[Data listing]

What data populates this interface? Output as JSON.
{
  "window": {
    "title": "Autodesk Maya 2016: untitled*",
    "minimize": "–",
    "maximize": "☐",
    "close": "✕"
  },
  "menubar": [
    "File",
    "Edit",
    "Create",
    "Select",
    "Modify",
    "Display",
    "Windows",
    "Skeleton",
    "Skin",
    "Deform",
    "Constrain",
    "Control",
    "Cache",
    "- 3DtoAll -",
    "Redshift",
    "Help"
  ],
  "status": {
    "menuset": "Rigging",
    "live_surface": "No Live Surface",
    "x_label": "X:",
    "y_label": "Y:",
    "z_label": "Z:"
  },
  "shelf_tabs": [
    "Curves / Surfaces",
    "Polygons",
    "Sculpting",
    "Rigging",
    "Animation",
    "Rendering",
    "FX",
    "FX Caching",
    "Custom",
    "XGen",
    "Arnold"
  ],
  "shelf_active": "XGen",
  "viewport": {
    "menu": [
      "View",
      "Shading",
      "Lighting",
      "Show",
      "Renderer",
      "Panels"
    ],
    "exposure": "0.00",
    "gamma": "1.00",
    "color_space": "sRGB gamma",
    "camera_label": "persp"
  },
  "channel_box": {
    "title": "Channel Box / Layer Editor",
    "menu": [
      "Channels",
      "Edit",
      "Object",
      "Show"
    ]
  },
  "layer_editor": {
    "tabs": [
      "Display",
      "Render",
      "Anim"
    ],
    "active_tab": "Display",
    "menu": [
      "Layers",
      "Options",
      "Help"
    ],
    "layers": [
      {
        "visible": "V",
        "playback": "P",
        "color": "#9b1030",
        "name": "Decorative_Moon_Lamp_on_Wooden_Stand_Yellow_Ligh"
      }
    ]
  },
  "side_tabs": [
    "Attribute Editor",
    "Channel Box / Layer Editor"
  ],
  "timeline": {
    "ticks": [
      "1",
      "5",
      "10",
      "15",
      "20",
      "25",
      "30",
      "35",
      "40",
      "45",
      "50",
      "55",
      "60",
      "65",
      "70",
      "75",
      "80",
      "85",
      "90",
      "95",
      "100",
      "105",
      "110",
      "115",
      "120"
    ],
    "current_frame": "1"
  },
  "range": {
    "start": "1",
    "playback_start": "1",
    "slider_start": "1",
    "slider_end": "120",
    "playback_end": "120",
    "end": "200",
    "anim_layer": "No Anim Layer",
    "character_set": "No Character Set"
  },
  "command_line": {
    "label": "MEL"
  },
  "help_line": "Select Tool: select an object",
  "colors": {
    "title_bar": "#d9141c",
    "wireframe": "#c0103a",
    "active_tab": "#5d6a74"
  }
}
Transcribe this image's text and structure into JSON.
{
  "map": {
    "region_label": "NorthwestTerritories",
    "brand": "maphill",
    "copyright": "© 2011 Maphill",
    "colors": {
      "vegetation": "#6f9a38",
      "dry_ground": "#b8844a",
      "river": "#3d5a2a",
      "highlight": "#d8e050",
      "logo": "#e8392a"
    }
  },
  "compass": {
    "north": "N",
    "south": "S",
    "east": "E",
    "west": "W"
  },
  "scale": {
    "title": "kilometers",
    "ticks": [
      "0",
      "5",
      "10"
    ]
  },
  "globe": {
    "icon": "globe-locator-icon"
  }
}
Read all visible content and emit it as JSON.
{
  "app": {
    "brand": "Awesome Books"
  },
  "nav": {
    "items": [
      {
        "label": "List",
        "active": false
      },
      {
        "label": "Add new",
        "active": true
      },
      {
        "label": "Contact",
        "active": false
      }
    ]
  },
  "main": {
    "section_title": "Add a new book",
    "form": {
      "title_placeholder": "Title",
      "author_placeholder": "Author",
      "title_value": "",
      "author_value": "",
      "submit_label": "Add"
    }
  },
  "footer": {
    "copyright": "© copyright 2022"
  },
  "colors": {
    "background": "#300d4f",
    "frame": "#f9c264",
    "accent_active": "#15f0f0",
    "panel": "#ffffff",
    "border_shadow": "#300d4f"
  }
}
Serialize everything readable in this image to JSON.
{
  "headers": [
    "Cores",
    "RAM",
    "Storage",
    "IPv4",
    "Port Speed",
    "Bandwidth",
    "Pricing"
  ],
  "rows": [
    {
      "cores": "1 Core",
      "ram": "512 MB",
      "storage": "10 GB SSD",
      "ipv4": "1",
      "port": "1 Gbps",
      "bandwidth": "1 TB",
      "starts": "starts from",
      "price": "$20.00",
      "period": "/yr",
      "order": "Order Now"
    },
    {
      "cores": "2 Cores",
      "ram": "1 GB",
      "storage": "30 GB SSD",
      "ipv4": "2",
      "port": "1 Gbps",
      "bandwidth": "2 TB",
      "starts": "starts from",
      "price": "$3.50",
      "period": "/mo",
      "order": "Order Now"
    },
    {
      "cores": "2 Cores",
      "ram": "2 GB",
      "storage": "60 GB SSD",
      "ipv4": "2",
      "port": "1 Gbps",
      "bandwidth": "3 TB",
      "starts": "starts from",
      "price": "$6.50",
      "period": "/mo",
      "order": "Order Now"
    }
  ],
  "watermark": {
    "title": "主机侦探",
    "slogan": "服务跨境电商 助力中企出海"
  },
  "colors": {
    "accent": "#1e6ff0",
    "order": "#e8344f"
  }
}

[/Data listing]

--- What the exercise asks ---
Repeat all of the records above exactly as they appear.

--- Task response ---
What data populates this interface? Output as JSON.
{
  "window": {
    "title": "Autodesk Maya 2016: untitled*",
    "minimize": "–",
    "maximize": "☐",
    "close": "✕"
  },
  "menubar": [
    "File",
    "Edit",
    "Create",
    "Select",
    "Modify",
    "Display",
    "Windows",
    "Skeleton",
    "Skin",
    "Deform",
    "Constrain",
    "Control",
    "Cache",
    "- 3DtoAll -",
    "Redshift",
    "Help"
  ],
  "status": {
    "menuset": "Rigging",
    "live_surface": "No Live Surface",
    "x_label": "X:",
    "y_label": "Y:",
    "z_label": "Z:"
  },
  "shelf_tabs": [
    "Curves / Surfaces",
    "Polygons",
    "Sculpting",
    "Rigging",
    "Animation",
    "Rendering",
    "FX",
    "FX Caching",
    "Custom",
    "XGen",
    "Arnold"
  ],
  "shelf_active": "XGen",
  "viewport": {
    "menu": [
      "View",
      "Shading",
      "Lighting",
      "Show",
      "Renderer",
      "Panels"
    ],
    "exposure": "0.00",
    "gamma": "1.00",
    "color_space": "sRGB gamma",
    "camera_label": "persp"
  },
  "channel_box": {
    "title": "Channel Box / Layer Editor",
    "menu": [
      "Channels",
      "Edit",
      "Object",
      "Show"
    ]
  },
  "layer_editor": {
    "tabs": [
      "Display",
      "Render",
      "Anim"
    ],
    "active_tab": "Display",
    "menu": [
      "Layers",
      "Options",
      "Help"
    ],
    "layers": [
      {
        "visible": "V",
        "playback": "P",
        "color": "#9b1030",
        "name": "Decorative_Moon_Lamp_on_Wooden_Stand_Yellow_Ligh"
      }
    ]
  },
  "side_tabs": [
    "Attribute Editor",
    "Channel Box / Layer Editor"
  ],
  "timeline": {
    "ticks": [
      "1",
      "5",
      "10",
      "15",
      "20",
      "25",
      "30",
      "35",
      "40",
      "45",
      "50",
      "55",
      "60",
      "65",
      "70",
      "75",
      "80",
      "85",
      "90",
      "95",
      "100",
      "105",
      "110",
      "115",
      "120"
    ],
    "current_frame": "1"
  },
  "range": {
    "start": "1",
    "playback_start": "1",
    "slider_start": "1",
    "slider_end": "120",
    "playback_end": "120",
    "end": "200",
    "anim_layer": "No Anim Layer",
    "character_set": "No Character Set"
  },
  "command_line": {
    "label": "MEL"
  },
  "help_line": "Select Tool: select an object",
  "colors": {
    "title_bar": "#d9141c",
    "wireframe": "#c0103a",
    "active_tab": "#5d6a74"
  }
}
Transcribe this image's text and structure into JSON.
{
  "map": {
    "region_label": "NorthwestTerritories",
    "brand": "maphill",
    "copyright": "© 2011 Maphill",
    "colors": {
      "vegetation": "#6f9a38",
      "dry_ground": "#b8844a",
      "river": "#3d5a2a",
      "highlight": "#d8e050",
      "logo": "#e8392a"
    }
  },
  "compass": {
    "north": "N",
    "south": "S",
    "east": "E",
    "west": "W"
  },
  "scale": {
    "title": "kilometers",
    "ticks": [
      "0",
      "5",
      "10"
    ]
  },
  "globe": {
    "icon": "globe-locator-icon"
  }
}
Read all visible content and emit it as JSON.
{
  "app": {
    "brand": "Awesome Books"
  },
  "nav": {
    "items": [
      {
        "label": "List",
        "active": false
      },
      {
        "label": "Add new",
        "active": true
      },
      {
        "label": "Contact",
        "active": false
      }
    ]
  },
  "main": {
    "section_title": "Add a new book",
    "form": {
      "title_placeholder": "Title",
      "author_placeholder": "Author",
      "title_value": "",
      "author_value": "",
      "submit_label": "Add"
    }
  },
  "footer": {
    "copyright": "© copyright 2022"
  },
  "colors": {
    "background": "#300d4f",
    "frame": "#f9c264",
    "accent_active": "#15f0f0",
    "panel": "#ffffff",
    "border_shadow": "#300d4f"
  }
}
Serialize everything readable in this image to JSON.
{
  "headers": [
    "Cores",
    "RAM",
    "Storage",
    "IPv4",
    "Port Speed",
    "Bandwidth",
    "Pricing"
  ],
  "rows": [
    {
      "cores": "1 Core",
      "ram": "512 MB",
      "storage": "10 GB SSD",
      "ipv4": "1",
      "port": "1 Gbps",
      "bandwidth": "1 TB",
      "starts": "starts from",
      "price": "$20.00",
      "period": "/yr",
      "order": "Order Now"
    },
    {
      "cores": "2 Cores",
      "ram": "1 GB",
      "storage": "30 GB SSD",
      "ipv4": "2",
      "port": "1 Gbps",
      "bandwidth": "2 TB",
      "starts": "starts from",
      "price": "$3.50",
      "period": "/mo",
      "order": "Order Now"
    },
    {
      "cores": "2 Cores",
      "ram": "2 GB",
      "storage": "60 GB SSD",
      "ipv4": "2",
      "port": "1 Gbps",
      "bandwidth": "3 TB",
      "starts": "starts from",
      "price": "$6.50",
      "period": "/mo",
      "order": "Order Now"
    }
  ],
  "watermark": {
    "title": "主机侦探",
    "slogan": "服务跨境电商 助力中企出海"
  },
  "colors": {
    "accent": "#1e6ff0",
    "order": "#e8344f"
  }
}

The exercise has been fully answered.